A Pulitzer Prize–winning, #1 New York Times bestseller, Angela’s Ashes is Frank McCourt’s masterful memoir of his childhood in Ireland. “When I look back on my childhood I wonder how I managed to survive at all. It was, of course, a miserable childhood: the happy childhood is hardly worth your while. Worse than the ordinary miserable childhood is the miserable Irish childhood, and worse yet is the miserable Irish Catholic childhood.” So begins the luminous memoir of Frank McCourt, born in Depression-era Brooklyn to recent Irish immigrants and raised in the slums of Limerick, Ireland. Frank’s mother, Angela, has no money to feed the children since Frank’s father, Malachy, rarely works, and when he does he drinks his wages. Yet Malachy—exasperating, irresponsible, and beguiling—does nurture in Frank an appetite for the one thing he can provide: a story. Frank lives for his father’s tales of Cuchulain, who saved Ireland, and of the Angel on the Seventh Step, who brings his mother babies. Perhaps it is story that accounts for Frank’s survival. Wearing rags for diapers, begging a pig’s head for Christmas dinner and gathering coal from the roadside to light a fire, Frank endures poverty, near-starvation and the casual cruelty of relatives and neighbors—yet lives to tell his tale with eloquence, exuberance, and remarkable forgiveness. Angela’s Ashes, imbued on every page with Frank McCourt’s astounding humor and compassion, is a glorious book that bears all the marks of a classic.
This book details the battle one must fight to be an independent thinker, showing how an honest reassessment of what it means to be a professional in today's corporate society can be remarkably liberating. Poignant examples from the world of work reveal the workplace as a battleground for the very identity of the individual. Schmidt contends that professional work is inherently political—that the unstated duty of professionals is to maintain strict "ideological discipline." Career dissatisfaction evolves as workers lose control over the political component of their creative work. After reading this insightful book, no one who works for a living will ever think the same way about their job. Jeff Schmidt lives in Washington, D.C., where he is an editor forPhysics Today.
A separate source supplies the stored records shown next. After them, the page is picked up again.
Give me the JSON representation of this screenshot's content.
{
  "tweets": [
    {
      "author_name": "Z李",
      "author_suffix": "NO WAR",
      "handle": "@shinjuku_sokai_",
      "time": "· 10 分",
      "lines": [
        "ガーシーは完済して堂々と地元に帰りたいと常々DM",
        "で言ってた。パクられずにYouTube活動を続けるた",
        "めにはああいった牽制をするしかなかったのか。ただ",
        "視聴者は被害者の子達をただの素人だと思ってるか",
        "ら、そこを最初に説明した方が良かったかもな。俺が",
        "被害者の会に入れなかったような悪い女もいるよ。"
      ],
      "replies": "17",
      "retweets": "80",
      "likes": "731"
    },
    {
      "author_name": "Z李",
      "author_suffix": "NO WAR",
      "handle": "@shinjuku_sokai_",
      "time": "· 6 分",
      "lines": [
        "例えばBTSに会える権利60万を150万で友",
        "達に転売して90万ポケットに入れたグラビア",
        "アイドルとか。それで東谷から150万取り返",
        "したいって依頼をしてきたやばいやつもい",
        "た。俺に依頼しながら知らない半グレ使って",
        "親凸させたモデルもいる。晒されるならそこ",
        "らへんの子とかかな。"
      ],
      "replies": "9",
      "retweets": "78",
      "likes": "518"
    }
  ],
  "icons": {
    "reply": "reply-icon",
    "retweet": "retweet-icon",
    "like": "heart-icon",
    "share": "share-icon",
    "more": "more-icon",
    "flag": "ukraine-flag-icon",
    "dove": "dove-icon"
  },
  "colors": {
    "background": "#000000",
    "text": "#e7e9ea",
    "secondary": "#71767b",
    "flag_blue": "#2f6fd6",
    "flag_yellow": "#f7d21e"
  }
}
A totalitarian regime has ordered all books to be destroyed, but one of the book burners suddenly realizes their merit.